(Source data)
•••

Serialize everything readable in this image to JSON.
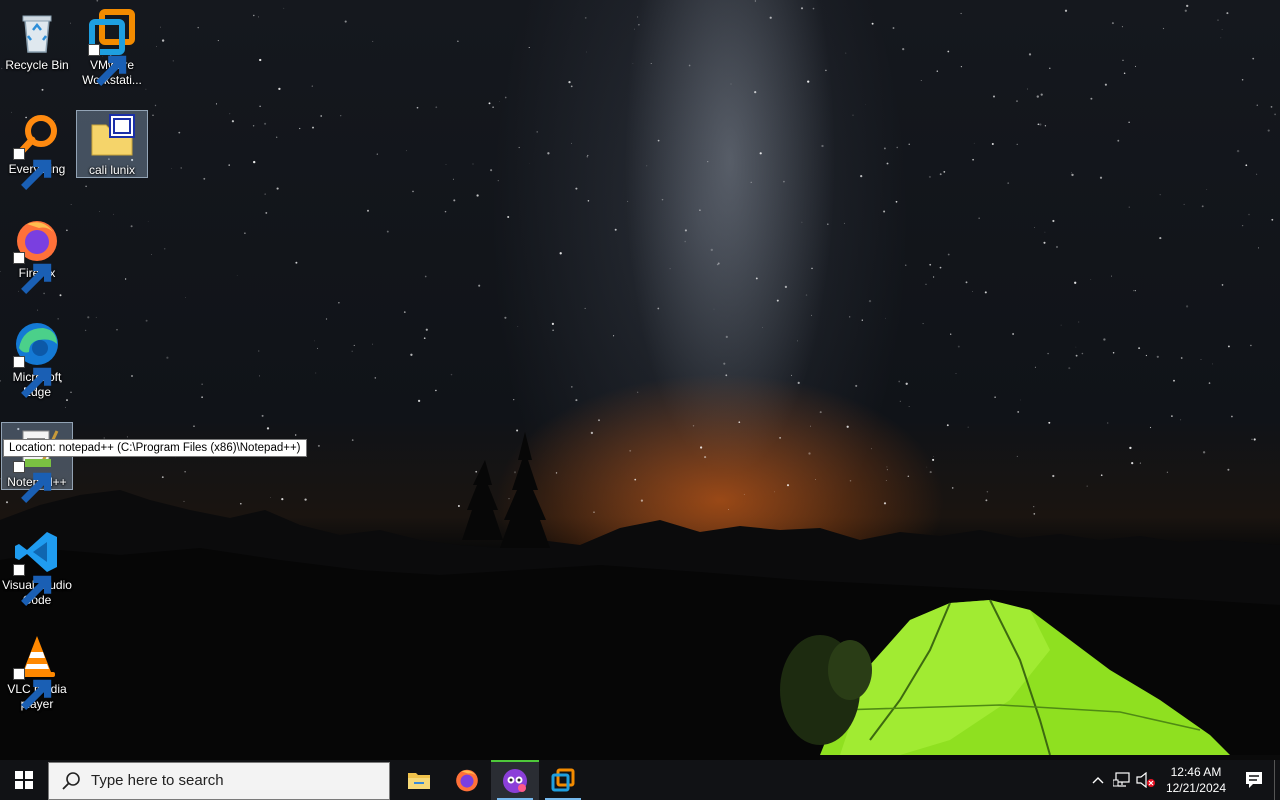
{
  "desktop": {
    "icons": [
      {
        "id": "recycle-bin",
        "label": "Recycle Bin"
      },
      {
        "id": "vmware",
        "label": "VMware Workstati..."
      },
      {
        "id": "everything",
        "label": "Everything"
      },
      {
        "id": "cali-lunix",
        "label": "cali lunix"
      },
      {
        "id": "firefox",
        "label": "Firefox"
      },
      {
        "id": "edge",
        "label": "Microsoft Edge"
      },
      {
        "id": "notepadpp",
        "label": "Notepad++"
      },
      {
        "id": "vscode",
        "label": "Visual Studio Code"
      },
      {
        "id": "vlc",
        "label": "VLC media player"
      }
    ],
    "tooltip": "Location: notepad++ (C:\\Program Files (x86)\\Notepad++)"
  },
  "taskbar": {
    "search_placeholder": "Type here to search",
    "pinned": [
      "file-explorer-icon",
      "firefox-icon",
      "ai-app-icon",
      "vmware-icon"
    ],
    "clock_time": "12:46 AM",
    "clock_date": "12/21/2024"
  },
  "colors": {
    "taskbar_bg": "#111215",
    "accent": "#76b9ed",
    "tent_green": "#8fe020",
    "horizon_glow": "#ff6e14"
  }
}
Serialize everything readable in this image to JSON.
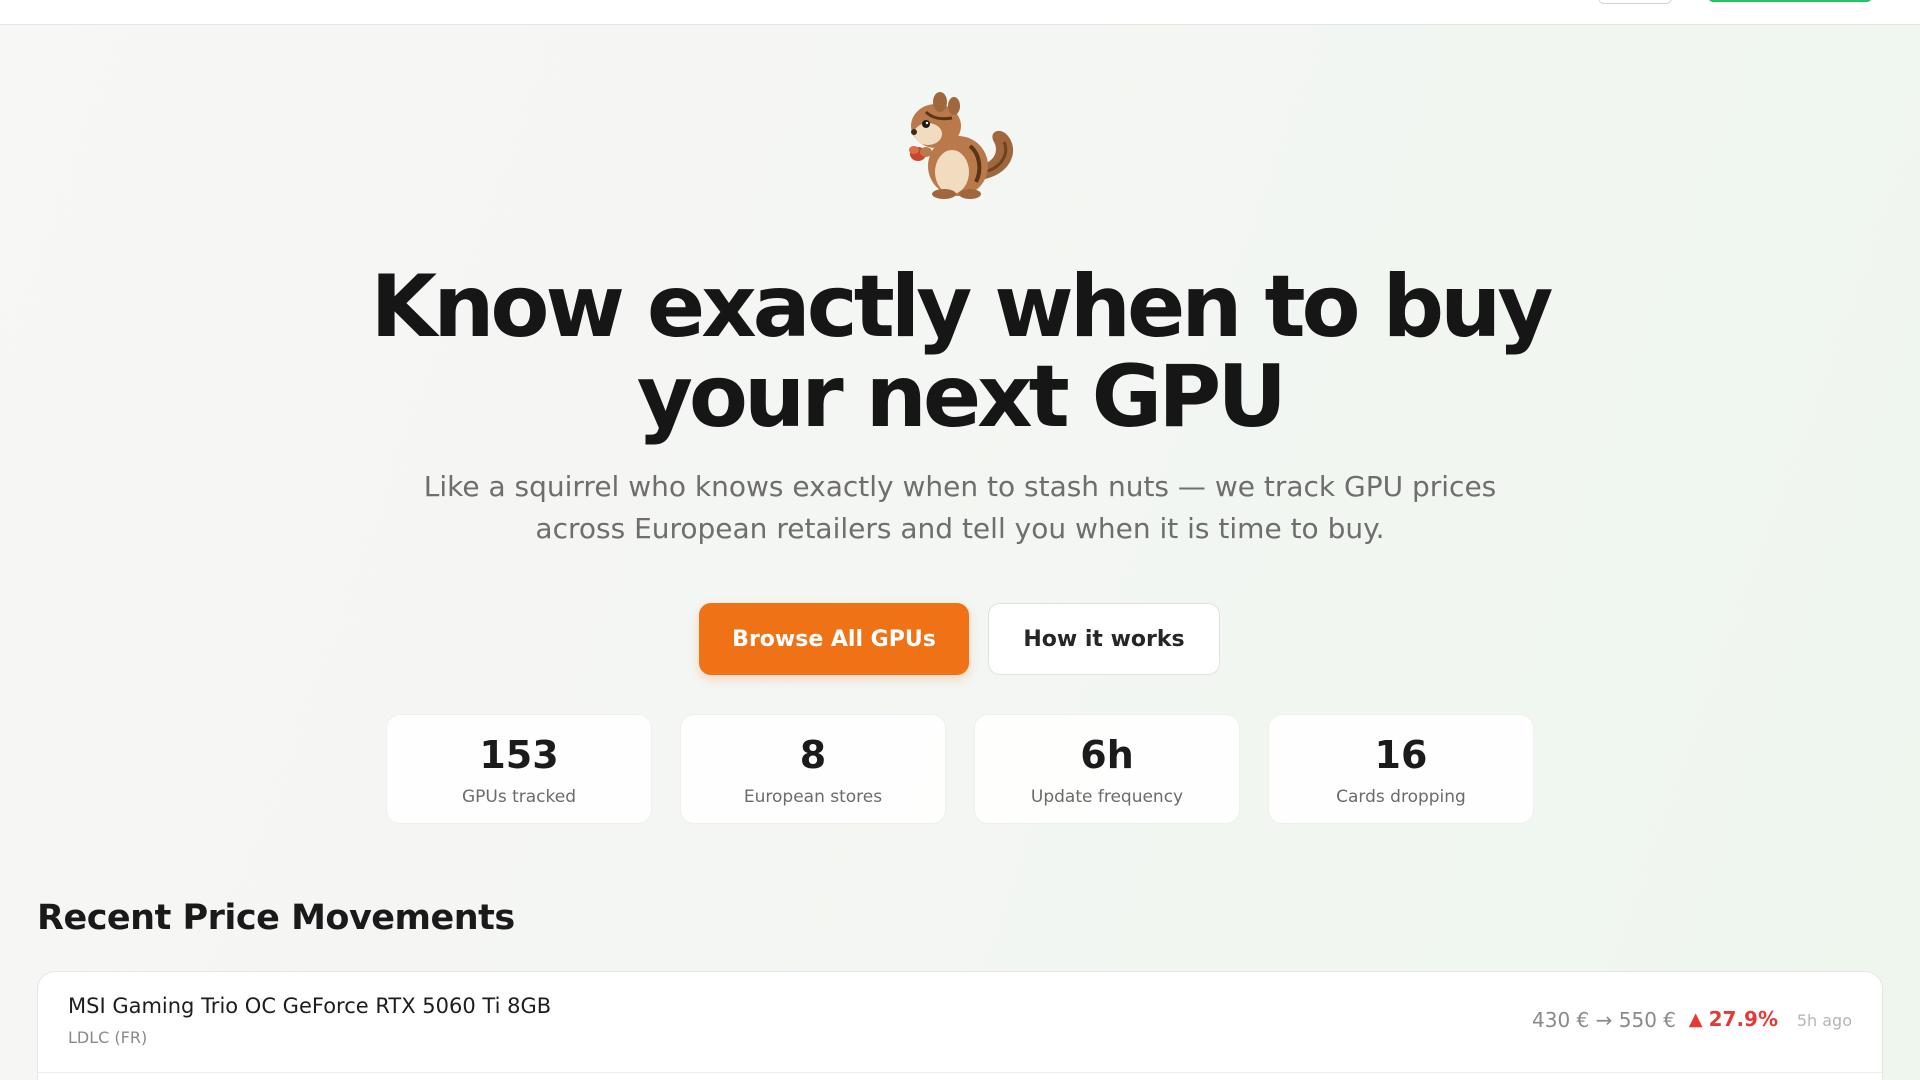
{
  "hero": {
    "headline_line1": "Know exactly when to buy",
    "headline_line2": "your next GPU",
    "subhead_line1": "Like a squirrel who knows exactly when to stash nuts — we track GPU prices",
    "subhead_line2": "across European retailers and tell you when it is time to buy.",
    "mascot_icon": "chipmunk-icon"
  },
  "actions": {
    "primary_label": "Browse All GPUs",
    "secondary_label": "How it works",
    "primary_color": "#f07216"
  },
  "stats": [
    {
      "value": "153",
      "label": "GPUs tracked"
    },
    {
      "value": "8",
      "label": "European stores"
    },
    {
      "value": "6h",
      "label": "Update frequency"
    },
    {
      "value": "16",
      "label": "Cards dropping"
    }
  ],
  "movements": {
    "title": "Recent Price Movements",
    "rows": [
      {
        "name": "MSI Gaming Trio OC GeForce RTX 5060 Ti 8GB",
        "store": "LDLC (FR)",
        "prices": "430 € → 550 €",
        "change": "27.9%",
        "change_icon": "up-triangle-icon",
        "ago": "5h ago",
        "change_color": "#e53935"
      }
    ]
  }
}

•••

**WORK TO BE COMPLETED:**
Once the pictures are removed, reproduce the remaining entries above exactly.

**ANSWER BOX:**
Serialize everything readable in this image to JSON.
{
  "desktop": {
    "icons": [
      {
        "id": "recycle-bin",
        "label": "Recycle Bin"
      },
      {
        "id": "vmware",
        "label": "VMware Workstati..."
      },
      {
        "id": "everything",
        "label": "Everything"
      },
      {
        "id": "cali-lunix",
        "label": "cali lunix"
      },
      {
        "id": "firefox",
        "label": "Firefox"
      },
      {
        "id": "edge",
        "label": "Microsoft Edge"
      },
      {
        "id": "notepadpp",
        "label": "Notepad++"
      },
      {
        "id": "vscode",
        "label": "Visual Studio Code"
      },
      {
        "id": "vlc",
        "label": "VLC media player"
      }
    ],
    "tooltip": "Location: notepad++ (C:\\Program Files (x86)\\Notepad++)"
  },
  "taskbar": {
    "search_placeholder": "Type here to search",
    "pinned": [
      "file-explorer-icon",
      "firefox-icon",
      "ai-app-icon",
      "vmware-icon"
    ],
    "clock_time": "12:46 AM",
    "clock_date": "12/21/2024"
  },
  "colors": {
    "taskbar_bg": "#111215",
    "accent": "#76b9ed",
    "tent_green": "#8fe020",
    "horizon_glow": "#ff6e14"
  }
}
Serialize everything readable in this image to JSON.
{
  "hero": {
    "headline_line1": "Know exactly when to buy",
    "headline_line2": "your next GPU",
    "subhead_line1": "Like a squirrel who knows exactly when to stash nuts — we track GPU prices",
    "subhead_line2": "across European retailers and tell you when it is time to buy.",
    "mascot_icon": "chipmunk-icon"
  },
  "actions": {
    "primary_label": "Browse All GPUs",
    "secondary_label": "How it works",
    "primary_color": "#f07216"
  },
  "stats": [
    {
      "value": "153",
      "label": "GPUs tracked"
    },
    {
      "value": "8",
      "label": "European stores"
    },
    {
      "value": "6h",
      "label": "Update frequency"
    },
    {
      "value": "16",
      "label": "Cards dropping"
    }
  ],
  "movements": {
    "title": "Recent Price Movements",
    "rows": [
      {
        "name": "MSI Gaming Trio OC GeForce RTX 5060 Ti 8GB",
        "store": "LDLC (FR)",
        "prices": "430 € → 550 €",
        "change": "27.9%",
        "change_icon": "up-triangle-icon",
        "ago": "5h ago",
        "change_color": "#e53935"
      }
    ]
  }
}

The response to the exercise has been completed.